- The wife only or
- The child/children (natural/adopted) only or
- The wife and children together
How to Buy Life Insurance Under the MWP Act?
The husband has to apply for a policy on his own life. With the life insurance application, he has to submit the MWP addendum/form. The format of the addendum is available on life insurance companies' websites.
The following details need to be provided in the addendum:
- Beneficiary name
- Date of birth
- Benefit share percentage – in case of more than one beneficiary
If all policy-related requirements are met and the addendum is in order, the policy will be issued as an MWP act policy. ‘MWP act policy’ is mentioned on the face of the policy documents by most insurance companies.
- Are there any charges to buy a policy under the MWP Act?
There are no additional charges to be paid for getting a policy issued under the MWP act.
- What benefits are payable to the beneficiaries?
All the benefits are applicable under the policy such as Maturity, Surrender proceeds, Partial Withdrawal, Survival benefits, Paid-Up policy proceeds, and Death benefit proceeds.
- Can the beneficiaries in an MWP policy be changed?
No. Once the policy is issued as an MWP act policy, the original beneficiaries mentioned in the addendum cannot be changed or replaced. This feature protects the interests of the beneficiaries. Even if there is a divorce or separation at a later stage, the husband does not have the right to change the beneficiaries.
- What role does the husband play in the policy?
The husband is the life insured under the policy. He is responsible to make the timely premium payment. However, the benefits will be paid only to the beneficiaries.
- Is the assignment of policy possible?
Most companies do not permit assignment of policy (transfer of ownership) or policy loans for MWP act policies to protect the interests of the beneficiaries.
- Can a policy be brought into the fold of the MWP Act after policy issuance?
A policy has to be issued as an MWP act policy. It cannot be subsequently converted into an MWP act policy.
- Can you have more than one MWP policy?

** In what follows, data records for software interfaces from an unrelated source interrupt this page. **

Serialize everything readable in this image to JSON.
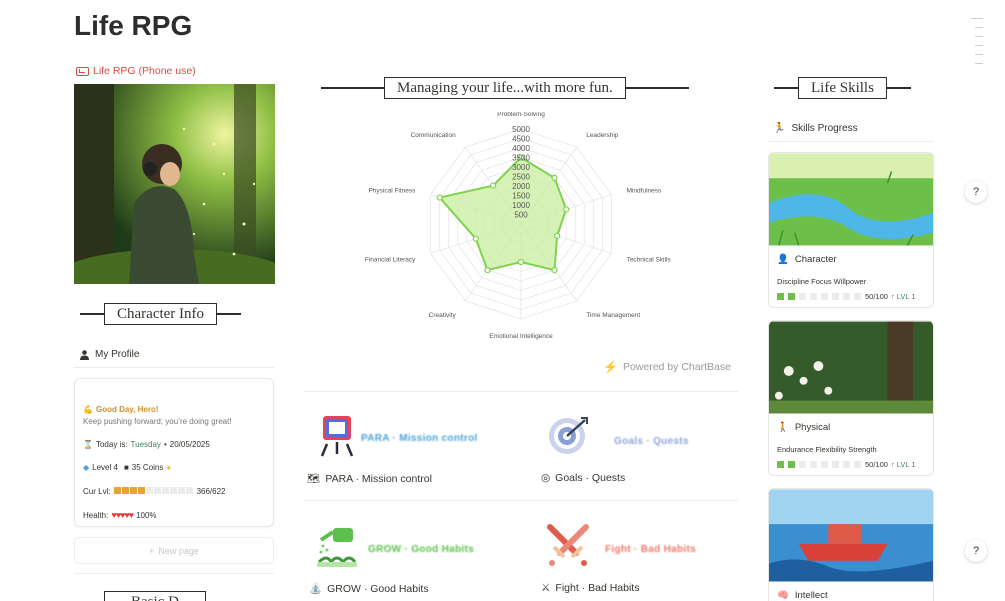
{
  "page": {
    "title": "Life RPG"
  },
  "left": {
    "link": "Life RPG (Phone use)",
    "character_info_heading": "Character Info",
    "my_profile": "My Profile",
    "profile": {
      "greeting": "Good Day, Hero!",
      "encouragement": "Keep pushing forward; you’re doing great!",
      "today_prefix": "Today is:",
      "weekday": "Tuesday",
      "date": "20/05/2025",
      "level": "Level 4",
      "coins": "35 Coins",
      "cur_lvl_label": "Cur Lvl:",
      "cur_lvl_progress": "366/622",
      "cur_lvl_fraction": 0.59,
      "health_label": "Health:",
      "health_value": "100%",
      "hearts": "♥♥♥♥♥"
    },
    "new_page": "New page",
    "next_heading": "Basic D"
  },
  "center": {
    "heading": "Managing your life...with more fun.",
    "powered_by": "Powered by ChartBase",
    "tiles": [
      {
        "blur": "PARA · Mission control",
        "label": "PARA · Mission control"
      },
      {
        "blur": "Goals · Quests",
        "label": "Goals · Quests"
      },
      {
        "blur": "GROW · Good Habits",
        "label": "GROW · Good Habits"
      },
      {
        "blur": "Fight · Bad Habits",
        "label": "Fight · Bad Habits"
      }
    ]
  },
  "chart_data": {
    "type": "radar",
    "axes": [
      "Problem-Solving",
      "Leadership",
      "Mindfulness",
      "Technical Skills",
      "Time Management",
      "Emotional Intelligence",
      "Creativity",
      "Financial Literacy",
      "Physical Fitness",
      "Communication"
    ],
    "values": [
      3500,
      3000,
      2500,
      2000,
      3000,
      2000,
      3000,
      2500,
      4500,
      2500
    ],
    "tick_labels": [
      "5000",
      "4500",
      "4000",
      "3500",
      "3000",
      "2500",
      "2000",
      "1500",
      "1000",
      "500"
    ],
    "rlim": [
      0,
      5000
    ],
    "colors": {
      "fill": "#c9ee9f",
      "stroke": "#7dd34d"
    }
  },
  "right": {
    "heading": "Life Skills",
    "skills_progress": "Skills Progress",
    "skills": [
      {
        "name": "Character",
        "traits": "Discipline Focus Willpower",
        "progress": "50/100",
        "level": "↑ LVL 1"
      },
      {
        "name": "Physical",
        "traits": "Endurance Flexibility Strength",
        "progress": "50/100",
        "level": "↑ LVL 1"
      },
      {
        "name": "Intellect"
      }
    ]
  }
}
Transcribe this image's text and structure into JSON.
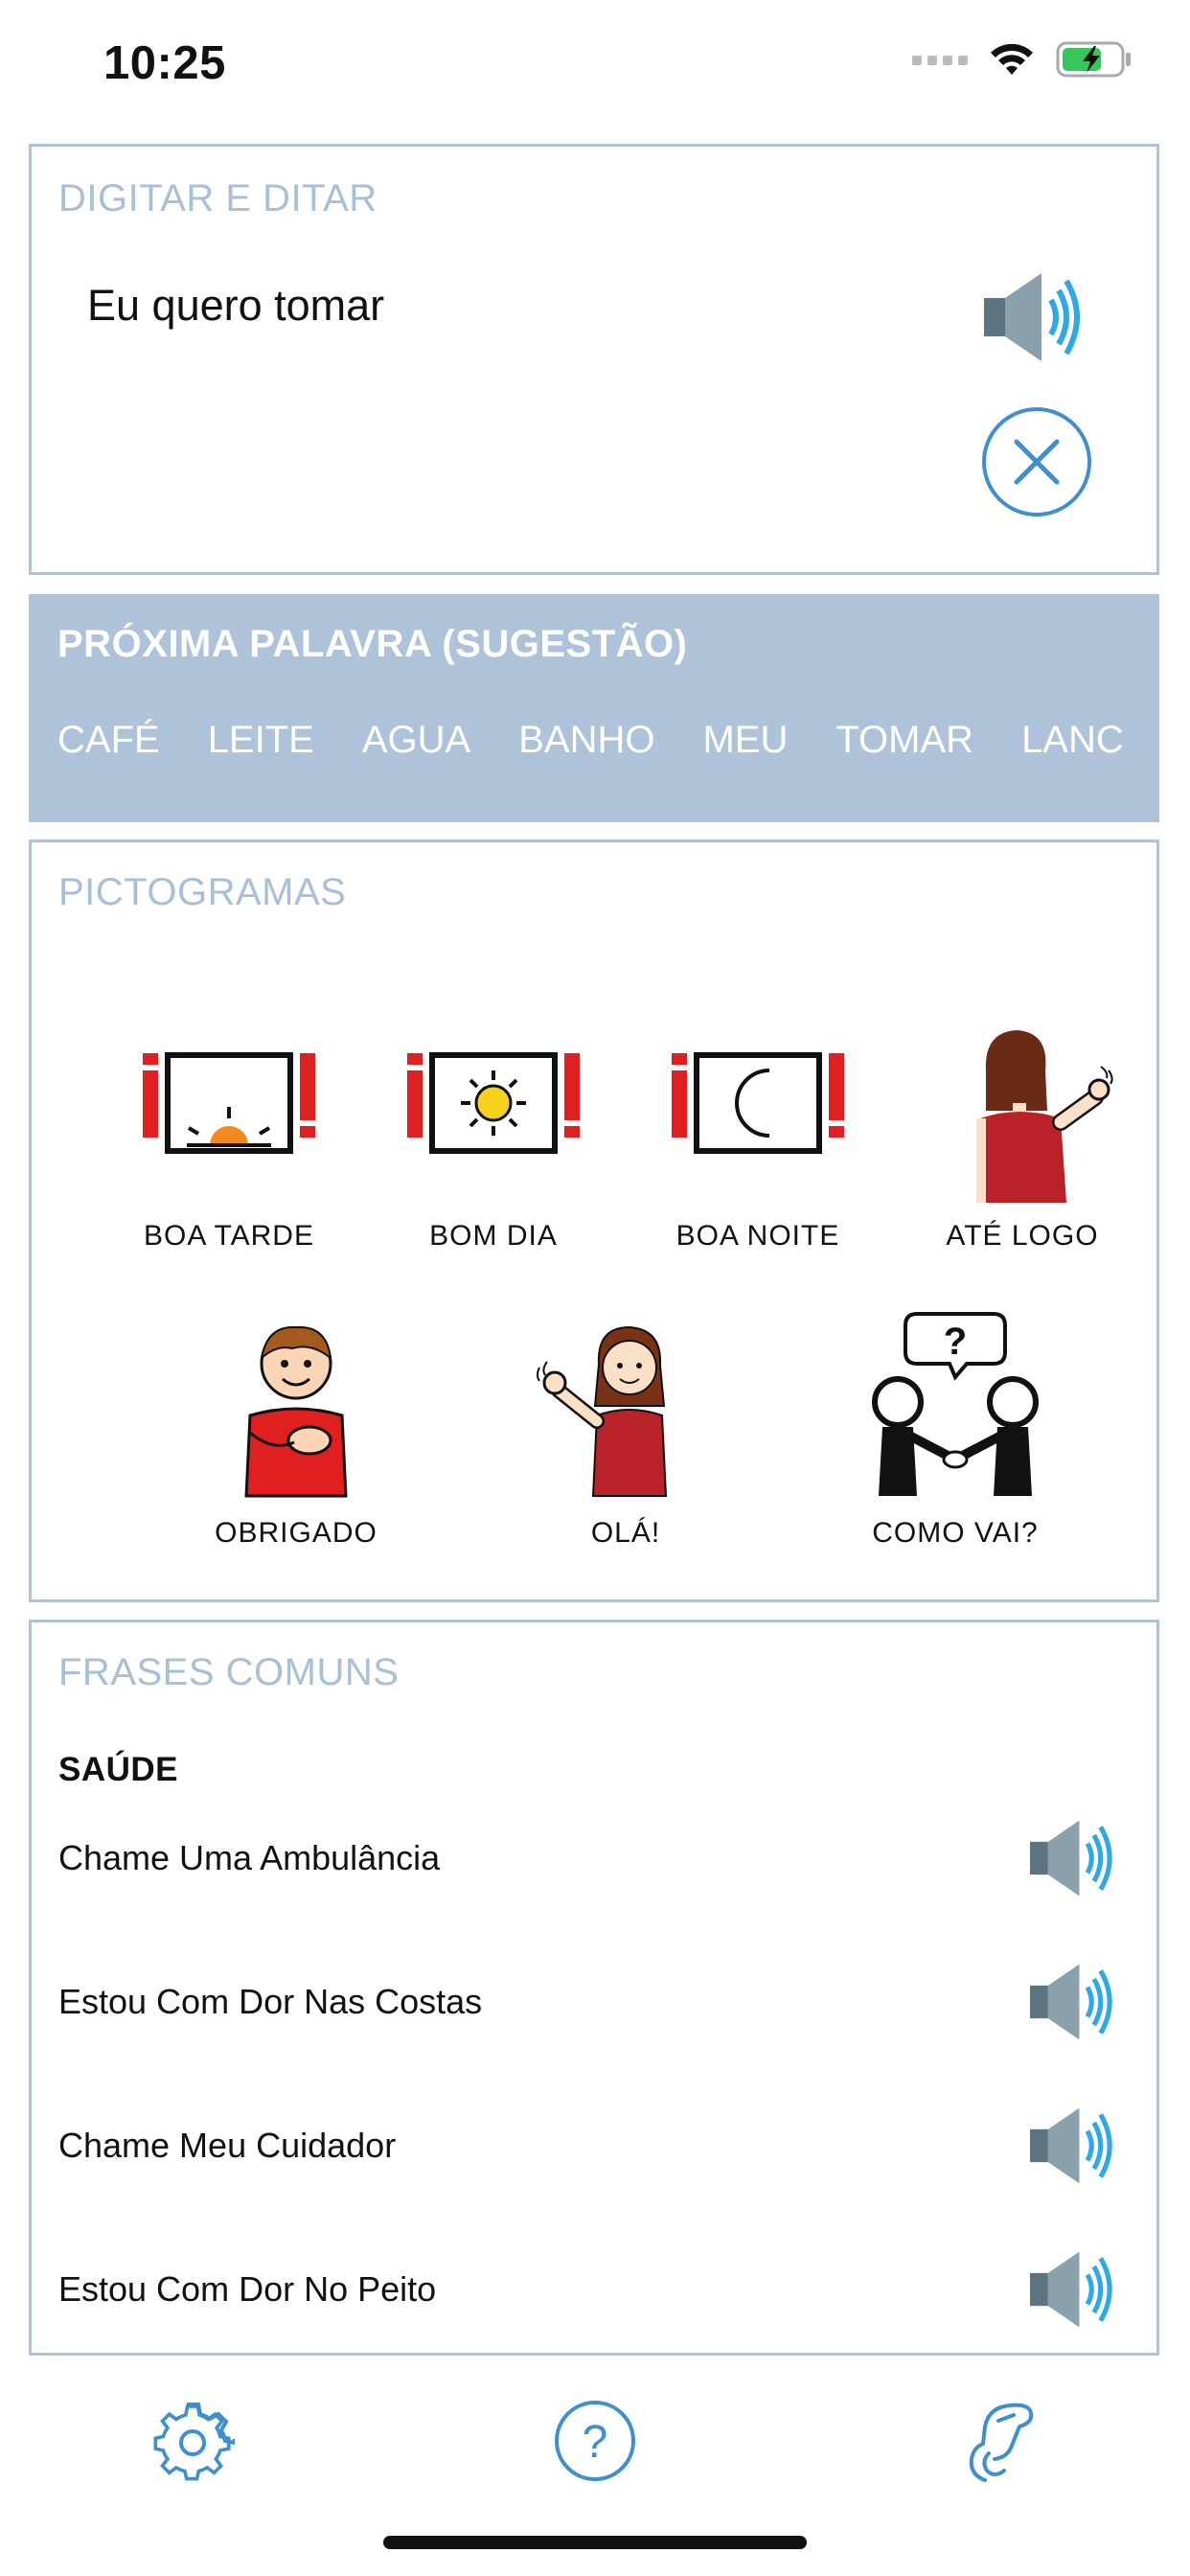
{
  "status": {
    "time": "10:25"
  },
  "type_dictate": {
    "title": "DIGITAR E DITAR",
    "text": "Eu quero tomar"
  },
  "suggestions": {
    "title": "PRÓXIMA PALAVRA (SUGESTÃO)",
    "words": [
      "CAFÉ",
      "LEITE",
      "AGUA",
      "BANHO",
      "MEU",
      "TOMAR",
      "LANC"
    ]
  },
  "pictograms": {
    "title": "PICTOGRAMAS",
    "items": [
      {
        "label": "BOA TARDE",
        "icon": "good-afternoon-pictogram"
      },
      {
        "label": "BOM DIA",
        "icon": "good-morning-pictogram"
      },
      {
        "label": "BOA NOITE",
        "icon": "good-night-pictogram"
      },
      {
        "label": "ATÉ LOGO",
        "icon": "goodbye-pictogram"
      },
      {
        "label": "OBRIGADO",
        "icon": "thank-you-pictogram"
      },
      {
        "label": "OLÁ!",
        "icon": "hello-pictogram"
      },
      {
        "label": "COMO VAI?",
        "icon": "how-are-you-pictogram"
      }
    ]
  },
  "phrases": {
    "title": "FRASES COMUNS",
    "category": "SAÚDE",
    "items": [
      "Chame Uma Ambulância",
      "Estou Com Dor Nas Costas",
      "Chame Meu Cuidador",
      "Estou Com Dor No Peito"
    ]
  },
  "toolbar": {
    "icons": [
      "settings-icon",
      "help-icon",
      "sign-language-icon"
    ]
  },
  "colors": {
    "accent": "#3d8fd0",
    "panel_border": "#aec3da",
    "section_title": "#a8bfd8",
    "red": "#e02020"
  }
}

Yes, you can buy multiple life insurance policies under the MWP act.
- Which plans can be bought under the MWP Act?
Any type of life insurance – term, endowment, money back, ULIP can be purchased under the MWP Act.
- Who should opt for policies under the MWP act?

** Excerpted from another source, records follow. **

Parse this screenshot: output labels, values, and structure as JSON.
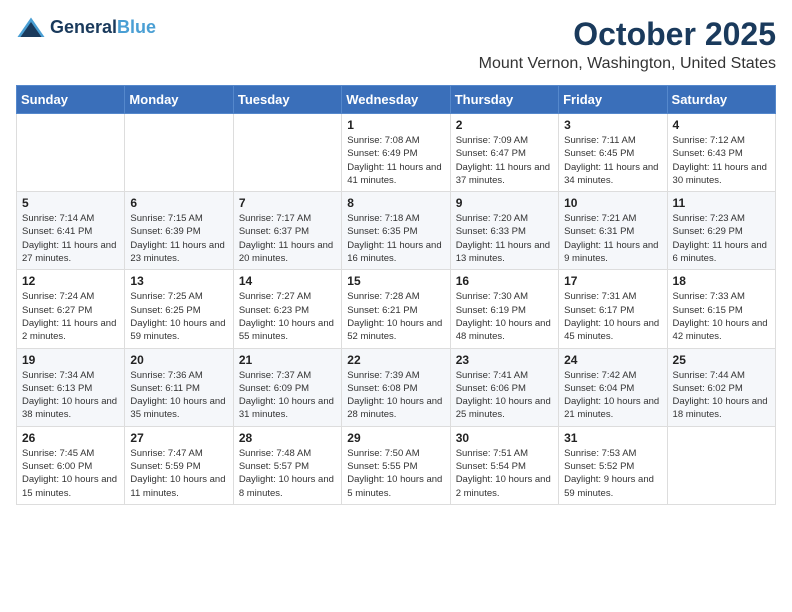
{
  "logo": {
    "line1": "General",
    "line2": "Blue"
  },
  "header": {
    "month": "October 2025",
    "location": "Mount Vernon, Washington, United States"
  },
  "weekdays": [
    "Sunday",
    "Monday",
    "Tuesday",
    "Wednesday",
    "Thursday",
    "Friday",
    "Saturday"
  ],
  "weeks": [
    [
      {
        "day": "",
        "content": ""
      },
      {
        "day": "",
        "content": ""
      },
      {
        "day": "",
        "content": ""
      },
      {
        "day": "1",
        "content": "Sunrise: 7:08 AM\nSunset: 6:49 PM\nDaylight: 11 hours and 41 minutes."
      },
      {
        "day": "2",
        "content": "Sunrise: 7:09 AM\nSunset: 6:47 PM\nDaylight: 11 hours and 37 minutes."
      },
      {
        "day": "3",
        "content": "Sunrise: 7:11 AM\nSunset: 6:45 PM\nDaylight: 11 hours and 34 minutes."
      },
      {
        "day": "4",
        "content": "Sunrise: 7:12 AM\nSunset: 6:43 PM\nDaylight: 11 hours and 30 minutes."
      }
    ],
    [
      {
        "day": "5",
        "content": "Sunrise: 7:14 AM\nSunset: 6:41 PM\nDaylight: 11 hours and 27 minutes."
      },
      {
        "day": "6",
        "content": "Sunrise: 7:15 AM\nSunset: 6:39 PM\nDaylight: 11 hours and 23 minutes."
      },
      {
        "day": "7",
        "content": "Sunrise: 7:17 AM\nSunset: 6:37 PM\nDaylight: 11 hours and 20 minutes."
      },
      {
        "day": "8",
        "content": "Sunrise: 7:18 AM\nSunset: 6:35 PM\nDaylight: 11 hours and 16 minutes."
      },
      {
        "day": "9",
        "content": "Sunrise: 7:20 AM\nSunset: 6:33 PM\nDaylight: 11 hours and 13 minutes."
      },
      {
        "day": "10",
        "content": "Sunrise: 7:21 AM\nSunset: 6:31 PM\nDaylight: 11 hours and 9 minutes."
      },
      {
        "day": "11",
        "content": "Sunrise: 7:23 AM\nSunset: 6:29 PM\nDaylight: 11 hours and 6 minutes."
      }
    ],
    [
      {
        "day": "12",
        "content": "Sunrise: 7:24 AM\nSunset: 6:27 PM\nDaylight: 11 hours and 2 minutes."
      },
      {
        "day": "13",
        "content": "Sunrise: 7:25 AM\nSunset: 6:25 PM\nDaylight: 10 hours and 59 minutes."
      },
      {
        "day": "14",
        "content": "Sunrise: 7:27 AM\nSunset: 6:23 PM\nDaylight: 10 hours and 55 minutes."
      },
      {
        "day": "15",
        "content": "Sunrise: 7:28 AM\nSunset: 6:21 PM\nDaylight: 10 hours and 52 minutes."
      },
      {
        "day": "16",
        "content": "Sunrise: 7:30 AM\nSunset: 6:19 PM\nDaylight: 10 hours and 48 minutes."
      },
      {
        "day": "17",
        "content": "Sunrise: 7:31 AM\nSunset: 6:17 PM\nDaylight: 10 hours and 45 minutes."
      },
      {
        "day": "18",
        "content": "Sunrise: 7:33 AM\nSunset: 6:15 PM\nDaylight: 10 hours and 42 minutes."
      }
    ],
    [
      {
        "day": "19",
        "content": "Sunrise: 7:34 AM\nSunset: 6:13 PM\nDaylight: 10 hours and 38 minutes."
      },
      {
        "day": "20",
        "content": "Sunrise: 7:36 AM\nSunset: 6:11 PM\nDaylight: 10 hours and 35 minutes."
      },
      {
        "day": "21",
        "content": "Sunrise: 7:37 AM\nSunset: 6:09 PM\nDaylight: 10 hours and 31 minutes."
      },
      {
        "day": "22",
        "content": "Sunrise: 7:39 AM\nSunset: 6:08 PM\nDaylight: 10 hours and 28 minutes."
      },
      {
        "day": "23",
        "content": "Sunrise: 7:41 AM\nSunset: 6:06 PM\nDaylight: 10 hours and 25 minutes."
      },
      {
        "day": "24",
        "content": "Sunrise: 7:42 AM\nSunset: 6:04 PM\nDaylight: 10 hours and 21 minutes."
      },
      {
        "day": "25",
        "content": "Sunrise: 7:44 AM\nSunset: 6:02 PM\nDaylight: 10 hours and 18 minutes."
      }
    ],
    [
      {
        "day": "26",
        "content": "Sunrise: 7:45 AM\nSunset: 6:00 PM\nDaylight: 10 hours and 15 minutes."
      },
      {
        "day": "27",
        "content": "Sunrise: 7:47 AM\nSunset: 5:59 PM\nDaylight: 10 hours and 11 minutes."
      },
      {
        "day": "28",
        "content": "Sunrise: 7:48 AM\nSunset: 5:57 PM\nDaylight: 10 hours and 8 minutes."
      },
      {
        "day": "29",
        "content": "Sunrise: 7:50 AM\nSunset: 5:55 PM\nDaylight: 10 hours and 5 minutes."
      },
      {
        "day": "30",
        "content": "Sunrise: 7:51 AM\nSunset: 5:54 PM\nDaylight: 10 hours and 2 minutes."
      },
      {
        "day": "31",
        "content": "Sunrise: 7:53 AM\nSunset: 5:52 PM\nDaylight: 9 hours and 59 minutes."
      },
      {
        "day": "",
        "content": ""
      }
    ]
  ]
}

It is very useful to protect the interests of the wife and children of businessmen, self-employed persons, or salaried people with big loans or liabilities.

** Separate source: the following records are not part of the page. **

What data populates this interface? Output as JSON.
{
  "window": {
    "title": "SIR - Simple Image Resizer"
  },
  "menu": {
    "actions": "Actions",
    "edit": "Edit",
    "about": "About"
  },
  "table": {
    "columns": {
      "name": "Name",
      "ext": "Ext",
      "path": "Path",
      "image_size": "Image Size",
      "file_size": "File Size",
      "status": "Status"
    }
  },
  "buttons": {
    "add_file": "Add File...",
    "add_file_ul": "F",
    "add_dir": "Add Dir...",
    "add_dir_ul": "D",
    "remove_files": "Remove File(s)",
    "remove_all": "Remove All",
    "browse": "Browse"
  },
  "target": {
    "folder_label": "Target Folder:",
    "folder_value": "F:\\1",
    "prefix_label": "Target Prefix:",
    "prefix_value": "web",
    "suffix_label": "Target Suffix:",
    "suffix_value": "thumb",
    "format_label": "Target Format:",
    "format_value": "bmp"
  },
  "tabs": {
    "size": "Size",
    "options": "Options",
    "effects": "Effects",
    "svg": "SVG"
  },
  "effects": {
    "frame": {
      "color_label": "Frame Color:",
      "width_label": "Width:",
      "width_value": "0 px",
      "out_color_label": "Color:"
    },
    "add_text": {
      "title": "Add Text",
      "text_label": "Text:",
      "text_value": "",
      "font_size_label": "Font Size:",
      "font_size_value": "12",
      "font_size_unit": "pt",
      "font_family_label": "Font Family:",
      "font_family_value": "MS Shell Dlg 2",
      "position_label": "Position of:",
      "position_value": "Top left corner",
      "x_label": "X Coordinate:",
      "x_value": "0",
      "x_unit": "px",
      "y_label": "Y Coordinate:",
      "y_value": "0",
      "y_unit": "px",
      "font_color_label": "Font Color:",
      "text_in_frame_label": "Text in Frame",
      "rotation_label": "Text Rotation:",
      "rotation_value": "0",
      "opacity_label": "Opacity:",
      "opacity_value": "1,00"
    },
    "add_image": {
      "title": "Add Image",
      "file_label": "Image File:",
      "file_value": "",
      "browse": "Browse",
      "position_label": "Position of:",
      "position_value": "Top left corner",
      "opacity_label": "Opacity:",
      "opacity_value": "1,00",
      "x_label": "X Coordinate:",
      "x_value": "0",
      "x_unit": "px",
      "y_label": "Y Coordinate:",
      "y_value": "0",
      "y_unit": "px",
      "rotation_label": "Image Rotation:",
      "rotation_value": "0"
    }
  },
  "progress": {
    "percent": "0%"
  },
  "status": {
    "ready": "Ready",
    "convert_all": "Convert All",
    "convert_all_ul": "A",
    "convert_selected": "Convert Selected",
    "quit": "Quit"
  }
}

People living in joint families can make good use of this act to ensure that in case of their demise the proceeds are paid to the wife and children only and other relatives do not claim for it and cause hurdles in the endorsement.
With an MWP act policy, one can be confident that the benefits will be passed on only to the wife and children and third parties or creditors cannot claim it.
Ajay Sharma, a businessman had taken loans to finance his business. He had also purchased a term insurance policy under the MWP Act 1874. His wife was named as the beneficiary. After Ajay’s sudden demise in an accident, his creditors approached the court seeking their right to use the death benefit proceeds of the term plan to settle their dues. As the policy was issued under the MWP Act, the creditors lost the case and the court ordered that the death benefit is paid to his wife.
The policy cannot be assigned. It cannot be used as collateral for loans. Also, all policy benefits will be payable to the beneficiaries and not to the policyholder.
Taking a policy under the provisions of the MWP act does not involve complex procedures or requirements. Yet the number of such policies is less, mostly due to lack of awareness about this act among the salesforce. With more youth going the self-employment way and the government of India promoting entrepreneurship among the citizens of the country, it is important that more and more people know about the MWP act and uses it to protect the financial interests of their dear ones.